**Task goal**.
Your answer should be each line of the entries that contains the word "true", copied in full.

(Website and app data records)
--

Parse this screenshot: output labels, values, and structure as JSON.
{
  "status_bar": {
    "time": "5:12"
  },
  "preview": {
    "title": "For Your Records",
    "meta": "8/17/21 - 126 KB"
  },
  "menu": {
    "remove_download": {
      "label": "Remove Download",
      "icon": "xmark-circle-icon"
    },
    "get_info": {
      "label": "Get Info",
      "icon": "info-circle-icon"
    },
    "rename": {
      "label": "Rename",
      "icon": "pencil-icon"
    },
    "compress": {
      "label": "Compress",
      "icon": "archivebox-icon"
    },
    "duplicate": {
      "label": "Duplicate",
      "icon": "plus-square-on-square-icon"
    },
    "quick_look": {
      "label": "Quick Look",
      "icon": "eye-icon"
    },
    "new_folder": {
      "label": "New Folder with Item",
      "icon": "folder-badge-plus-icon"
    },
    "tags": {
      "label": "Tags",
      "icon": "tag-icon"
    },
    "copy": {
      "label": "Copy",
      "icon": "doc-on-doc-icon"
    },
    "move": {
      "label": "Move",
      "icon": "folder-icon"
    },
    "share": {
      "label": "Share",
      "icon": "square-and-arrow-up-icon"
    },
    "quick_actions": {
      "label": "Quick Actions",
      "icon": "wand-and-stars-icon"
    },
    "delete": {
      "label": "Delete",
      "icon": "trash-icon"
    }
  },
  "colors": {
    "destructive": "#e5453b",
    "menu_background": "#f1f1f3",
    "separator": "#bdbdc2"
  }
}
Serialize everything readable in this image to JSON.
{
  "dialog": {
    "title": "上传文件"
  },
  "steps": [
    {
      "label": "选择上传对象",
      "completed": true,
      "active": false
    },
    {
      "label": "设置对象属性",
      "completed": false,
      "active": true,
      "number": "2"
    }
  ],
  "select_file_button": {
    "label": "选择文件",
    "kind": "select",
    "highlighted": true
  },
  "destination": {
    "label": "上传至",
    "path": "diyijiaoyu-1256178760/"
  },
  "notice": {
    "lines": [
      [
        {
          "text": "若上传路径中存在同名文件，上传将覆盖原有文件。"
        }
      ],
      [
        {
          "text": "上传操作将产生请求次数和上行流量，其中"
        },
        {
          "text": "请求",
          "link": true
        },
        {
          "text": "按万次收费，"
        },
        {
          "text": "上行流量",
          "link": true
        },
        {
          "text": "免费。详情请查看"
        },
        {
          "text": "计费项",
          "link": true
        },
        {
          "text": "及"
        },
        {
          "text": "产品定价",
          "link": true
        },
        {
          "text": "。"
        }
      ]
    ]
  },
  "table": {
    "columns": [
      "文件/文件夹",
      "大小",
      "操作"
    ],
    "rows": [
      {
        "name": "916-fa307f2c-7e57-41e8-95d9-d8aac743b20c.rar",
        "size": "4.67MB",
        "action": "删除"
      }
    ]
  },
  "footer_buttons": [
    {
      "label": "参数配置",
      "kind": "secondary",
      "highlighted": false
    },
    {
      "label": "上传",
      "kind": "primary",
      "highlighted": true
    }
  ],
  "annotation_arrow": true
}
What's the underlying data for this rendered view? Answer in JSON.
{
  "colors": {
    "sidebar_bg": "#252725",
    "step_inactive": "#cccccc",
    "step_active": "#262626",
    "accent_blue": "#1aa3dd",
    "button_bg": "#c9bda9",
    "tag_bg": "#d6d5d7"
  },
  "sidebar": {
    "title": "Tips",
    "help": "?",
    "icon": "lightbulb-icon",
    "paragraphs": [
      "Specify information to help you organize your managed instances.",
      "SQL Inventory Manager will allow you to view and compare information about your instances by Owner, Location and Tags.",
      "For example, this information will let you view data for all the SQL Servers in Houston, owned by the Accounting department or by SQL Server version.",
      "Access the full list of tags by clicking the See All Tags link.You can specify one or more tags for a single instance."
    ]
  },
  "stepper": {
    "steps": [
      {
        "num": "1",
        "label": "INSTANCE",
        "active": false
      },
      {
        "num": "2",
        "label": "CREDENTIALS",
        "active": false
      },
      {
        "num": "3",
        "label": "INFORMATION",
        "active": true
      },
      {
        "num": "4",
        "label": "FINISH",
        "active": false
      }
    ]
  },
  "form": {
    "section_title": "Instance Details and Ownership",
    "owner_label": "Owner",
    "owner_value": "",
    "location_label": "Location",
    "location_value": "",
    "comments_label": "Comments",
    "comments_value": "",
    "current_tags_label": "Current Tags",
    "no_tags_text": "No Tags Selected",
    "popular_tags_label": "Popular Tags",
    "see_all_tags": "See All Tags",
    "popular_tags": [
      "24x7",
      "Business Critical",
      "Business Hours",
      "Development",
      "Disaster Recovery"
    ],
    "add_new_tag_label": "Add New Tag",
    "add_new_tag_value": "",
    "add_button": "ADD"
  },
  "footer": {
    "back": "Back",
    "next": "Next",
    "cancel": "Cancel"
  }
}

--

**Exercise result**.
      "completed": true,
      "active": true,
    "highlighted": true
          "link": true
          "link": true
          "link": true
          "link": true
      "highlighted": true
  "annotation_arrow": true
        "active": true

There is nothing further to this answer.